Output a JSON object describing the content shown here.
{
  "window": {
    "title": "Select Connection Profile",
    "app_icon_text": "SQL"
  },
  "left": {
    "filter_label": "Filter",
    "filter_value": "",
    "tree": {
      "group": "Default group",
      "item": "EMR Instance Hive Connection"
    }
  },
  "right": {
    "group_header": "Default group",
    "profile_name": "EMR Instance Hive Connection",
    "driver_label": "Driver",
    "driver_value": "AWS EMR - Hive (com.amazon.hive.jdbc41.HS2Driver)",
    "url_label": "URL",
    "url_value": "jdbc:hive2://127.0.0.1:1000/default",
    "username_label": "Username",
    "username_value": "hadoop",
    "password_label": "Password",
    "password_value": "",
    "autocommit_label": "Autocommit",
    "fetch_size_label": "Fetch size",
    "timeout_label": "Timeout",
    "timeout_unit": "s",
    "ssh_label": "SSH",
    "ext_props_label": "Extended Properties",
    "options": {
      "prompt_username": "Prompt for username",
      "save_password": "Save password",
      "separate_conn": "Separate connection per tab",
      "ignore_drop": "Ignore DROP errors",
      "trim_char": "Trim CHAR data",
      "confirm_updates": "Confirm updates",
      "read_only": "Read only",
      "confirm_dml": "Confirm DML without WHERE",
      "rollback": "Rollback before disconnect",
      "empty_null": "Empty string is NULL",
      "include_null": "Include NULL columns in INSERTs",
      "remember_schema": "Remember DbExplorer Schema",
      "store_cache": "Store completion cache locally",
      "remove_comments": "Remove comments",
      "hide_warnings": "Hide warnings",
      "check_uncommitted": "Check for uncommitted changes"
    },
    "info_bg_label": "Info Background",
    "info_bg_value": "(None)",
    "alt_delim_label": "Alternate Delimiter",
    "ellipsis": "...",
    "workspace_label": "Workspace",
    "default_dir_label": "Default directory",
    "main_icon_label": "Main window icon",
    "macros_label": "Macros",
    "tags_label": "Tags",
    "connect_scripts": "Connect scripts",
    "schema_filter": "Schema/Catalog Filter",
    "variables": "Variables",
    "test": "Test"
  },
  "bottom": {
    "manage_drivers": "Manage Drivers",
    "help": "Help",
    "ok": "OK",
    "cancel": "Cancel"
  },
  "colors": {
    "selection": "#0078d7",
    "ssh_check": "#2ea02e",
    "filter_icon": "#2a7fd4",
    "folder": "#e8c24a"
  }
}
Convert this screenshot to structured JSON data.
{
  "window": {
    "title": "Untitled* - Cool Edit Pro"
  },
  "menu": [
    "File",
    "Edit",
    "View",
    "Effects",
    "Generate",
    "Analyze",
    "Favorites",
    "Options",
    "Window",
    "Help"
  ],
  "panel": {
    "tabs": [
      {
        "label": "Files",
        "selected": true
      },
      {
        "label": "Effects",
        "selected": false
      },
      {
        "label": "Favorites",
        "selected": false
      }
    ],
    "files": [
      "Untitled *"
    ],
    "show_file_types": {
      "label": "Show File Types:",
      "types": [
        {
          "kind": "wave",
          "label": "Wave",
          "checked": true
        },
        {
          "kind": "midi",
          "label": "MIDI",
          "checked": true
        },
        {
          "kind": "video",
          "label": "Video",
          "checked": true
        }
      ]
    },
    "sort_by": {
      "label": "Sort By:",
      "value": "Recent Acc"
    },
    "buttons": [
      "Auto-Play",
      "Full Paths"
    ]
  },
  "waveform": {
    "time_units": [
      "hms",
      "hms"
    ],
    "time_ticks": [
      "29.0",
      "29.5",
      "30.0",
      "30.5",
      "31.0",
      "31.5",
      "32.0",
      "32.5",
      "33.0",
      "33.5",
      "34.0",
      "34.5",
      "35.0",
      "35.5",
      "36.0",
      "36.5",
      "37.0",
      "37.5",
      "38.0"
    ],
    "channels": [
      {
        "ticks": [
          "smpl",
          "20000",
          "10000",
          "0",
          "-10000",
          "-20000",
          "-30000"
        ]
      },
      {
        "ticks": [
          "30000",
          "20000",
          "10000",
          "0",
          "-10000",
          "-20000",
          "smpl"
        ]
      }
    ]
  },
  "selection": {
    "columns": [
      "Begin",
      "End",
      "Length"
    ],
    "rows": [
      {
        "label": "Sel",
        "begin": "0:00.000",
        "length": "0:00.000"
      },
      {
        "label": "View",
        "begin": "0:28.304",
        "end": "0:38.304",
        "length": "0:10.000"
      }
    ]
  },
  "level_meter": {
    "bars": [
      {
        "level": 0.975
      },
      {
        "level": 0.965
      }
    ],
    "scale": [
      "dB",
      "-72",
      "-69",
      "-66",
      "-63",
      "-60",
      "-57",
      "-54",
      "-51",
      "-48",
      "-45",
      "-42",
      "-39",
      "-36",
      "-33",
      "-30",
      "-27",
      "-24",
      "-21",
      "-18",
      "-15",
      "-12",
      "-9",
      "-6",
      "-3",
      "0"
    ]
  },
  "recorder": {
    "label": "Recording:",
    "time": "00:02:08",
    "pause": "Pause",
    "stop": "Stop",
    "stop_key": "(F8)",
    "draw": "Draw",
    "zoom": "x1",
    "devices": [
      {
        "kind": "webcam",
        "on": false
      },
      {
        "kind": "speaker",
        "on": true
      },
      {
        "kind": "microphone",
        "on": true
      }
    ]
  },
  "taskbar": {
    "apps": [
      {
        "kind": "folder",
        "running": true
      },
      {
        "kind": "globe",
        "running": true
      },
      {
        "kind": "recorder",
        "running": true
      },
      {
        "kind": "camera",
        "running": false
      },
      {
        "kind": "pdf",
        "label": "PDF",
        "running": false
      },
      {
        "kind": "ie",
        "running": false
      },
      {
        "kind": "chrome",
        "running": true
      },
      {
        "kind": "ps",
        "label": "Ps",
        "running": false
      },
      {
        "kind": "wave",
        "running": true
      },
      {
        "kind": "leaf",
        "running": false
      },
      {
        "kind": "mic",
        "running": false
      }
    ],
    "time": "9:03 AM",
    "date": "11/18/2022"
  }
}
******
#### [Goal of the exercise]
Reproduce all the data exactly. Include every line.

#### [Reply to the task]
Output a JSON object describing the content shown here.
{
  "window": {
    "title": "Select Connection Profile",
    "app_icon_text": "SQL"
  },
  "left": {
    "filter_label": "Filter",
    "filter_value": "",
    "tree": {
      "group": "Default group",
      "item": "EMR Instance Hive Connection"
    }
  },
  "right": {
    "group_header": "Default group",
    "profile_name": "EMR Instance Hive Connection",
    "driver_label": "Driver",
    "driver_value": "AWS EMR - Hive (com.amazon.hive.jdbc41.HS2Driver)",
    "url_label": "URL",
    "url_value": "jdbc:hive2://127.0.0.1:1000/default",
    "username_label": "Username",
    "username_value": "hadoop",
    "password_label": "Password",
    "password_value": "",
    "autocommit_label": "Autocommit",
    "fetch_size_label": "Fetch size",
    "timeout_label": "Timeout",
    "timeout_unit": "s",
    "ssh_label": "SSH",
    "ext_props_label": "Extended Properties",
    "options": {
      "prompt_username": "Prompt for username",
      "save_password": "Save password",
      "separate_conn": "Separate connection per tab",
      "ignore_drop": "Ignore DROP errors",
      "trim_char": "Trim CHAR data",
      "confirm_updates": "Confirm updates",
      "read_only": "Read only",
      "confirm_dml": "Confirm DML without WHERE",
      "rollback": "Rollback before disconnect",
      "empty_null": "Empty string is NULL",
      "include_null": "Include NULL columns in INSERTs",
      "remember_schema": "Remember DbExplorer Schema",
      "store_cache": "Store completion cache locally",
      "remove_comments": "Remove comments",
      "hide_warnings": "Hide warnings",
      "check_uncommitted": "Check for uncommitted changes"
    },
    "info_bg_label": "Info Background",
    "info_bg_value": "(None)",
    "alt_delim_label": "Alternate Delimiter",
    "ellipsis": "...",
    "workspace_label": "Workspace",
    "default_dir_label": "Default directory",
    "main_icon_label": "Main window icon",
    "macros_label": "Macros",
    "tags_label": "Tags",
    "connect_scripts": "Connect scripts",
    "schema_filter": "Schema/Catalog Filter",
    "variables": "Variables",
    "test": "Test"
  },
  "bottom": {
    "manage_drivers": "Manage Drivers",
    "help": "Help",
    "ok": "OK",
    "cancel": "Cancel"
  },
  "colors": {
    "selection": "#0078d7",
    "ssh_check": "#2ea02e",
    "filter_icon": "#2a7fd4",
    "folder": "#e8c24a"
  }
}
Convert this screenshot to structured JSON data.
{
  "window": {
    "title": "Untitled* - Cool Edit Pro"
  },
  "menu": [
    "File",
    "Edit",
    "View",
    "Effects",
    "Generate",
    "Analyze",
    "Favorites",
    "Options",
    "Window",
    "Help"
  ],
  "panel": {
    "tabs": [
      {
        "label": "Files",
        "selected": true
      },
      {
        "label": "Effects",
        "selected": false
      },
      {
        "label": "Favorites",
        "selected": false
      }
    ],
    "files": [
      "Untitled *"
    ],
    "show_file_types": {
      "label": "Show File Types:",
      "types": [
        {
          "kind": "wave",
          "label": "Wave",
          "checked": true
        },
        {
          "kind": "midi",
          "label": "MIDI",
          "checked": true
        },
        {
          "kind": "video",
          "label": "Video",
          "checked": true
        }
      ]
    },
    "sort_by": {
      "label": "Sort By:",
      "value": "Recent Acc"
    },
    "buttons": [
      "Auto-Play",
      "Full Paths"
    ]
  },
  "waveform": {
    "time_units": [
      "hms",
      "hms"
    ],
    "time_ticks": [
      "29.0",
      "29.5",
      "30.0",
      "30.5",
      "31.0",
      "31.5",
      "32.0",
      "32.5",
      "33.0",
      "33.5",
      "34.0",
      "34.5",
      "35.0",
      "35.5",
      "36.0",
      "36.5",
      "37.0",
      "37.5",
      "38.0"
    ],
    "channels": [
      {
        "ticks": [
          "smpl",
          "20000",
          "10000",
          "0",
          "-10000",
          "-20000",
          "-30000"
        ]
      },
      {
        "ticks": [
          "30000",
          "20000",
          "10000",
          "0",
          "-10000",
          "-20000",
          "smpl"
        ]
      }
    ]
  },
  "selection": {
    "columns": [
      "Begin",
      "End",
      "Length"
    ],
    "rows": [
      {
        "label": "Sel",
        "begin": "0:00.000",
        "length": "0:00.000"
      },
      {
        "label": "View",
        "begin": "0:28.304",
        "end": "0:38.304",
        "length": "0:10.000"
      }
    ]
  },
  "level_meter": {
    "bars": [
      {
        "level": 0.975
      },
      {
        "level": 0.965
      }
    ],
    "scale": [
      "dB",
      "-72",
      "-69",
      "-66",
      "-63",
      "-60",
      "-57",
      "-54",
      "-51",
      "-48",
      "-45",
      "-42",
      "-39",
      "-36",
      "-33",
      "-30",
      "-27",
      "-24",
      "-21",
      "-18",
      "-15",
      "-12",
      "-9",
      "-6",
      "-3",
      "0"
    ]
  },
  "recorder": {
    "label": "Recording:",
    "time": "00:02:08",
    "pause": "Pause",
    "stop": "Stop",
    "stop_key": "(F8)",
    "draw": "Draw",
    "zoom": "x1",
    "devices": [
      {
        "kind": "webcam",
        "on": false
      },
      {
        "kind": "speaker",
        "on": true
      },
      {
        "kind": "microphone",
        "on": true
      }
    ]
  },
  "taskbar": {
    "apps": [
      {
        "kind": "folder",
        "running": true
      },
      {
        "kind": "globe",
        "running": true
      },
      {
        "kind": "recorder",
        "running": true
      },
      {
        "kind": "camera",
        "running": false
      },
      {
        "kind": "pdf",
        "label": "PDF",
        "running": false
      },
      {
        "kind": "ie",
        "running": false
      },
      {
        "kind": "chrome",
        "running": true
      },
      {
        "kind": "ps",
        "label": "Ps",
        "running": false
      },
      {
        "kind": "wave",
        "running": true
      },
      {
        "kind": "leaf",
        "running": false
      },
      {
        "kind": "mic",
        "running": false
      }
    ],
    "time": "9:03 AM",
    "date": "11/18/2022"
  }
}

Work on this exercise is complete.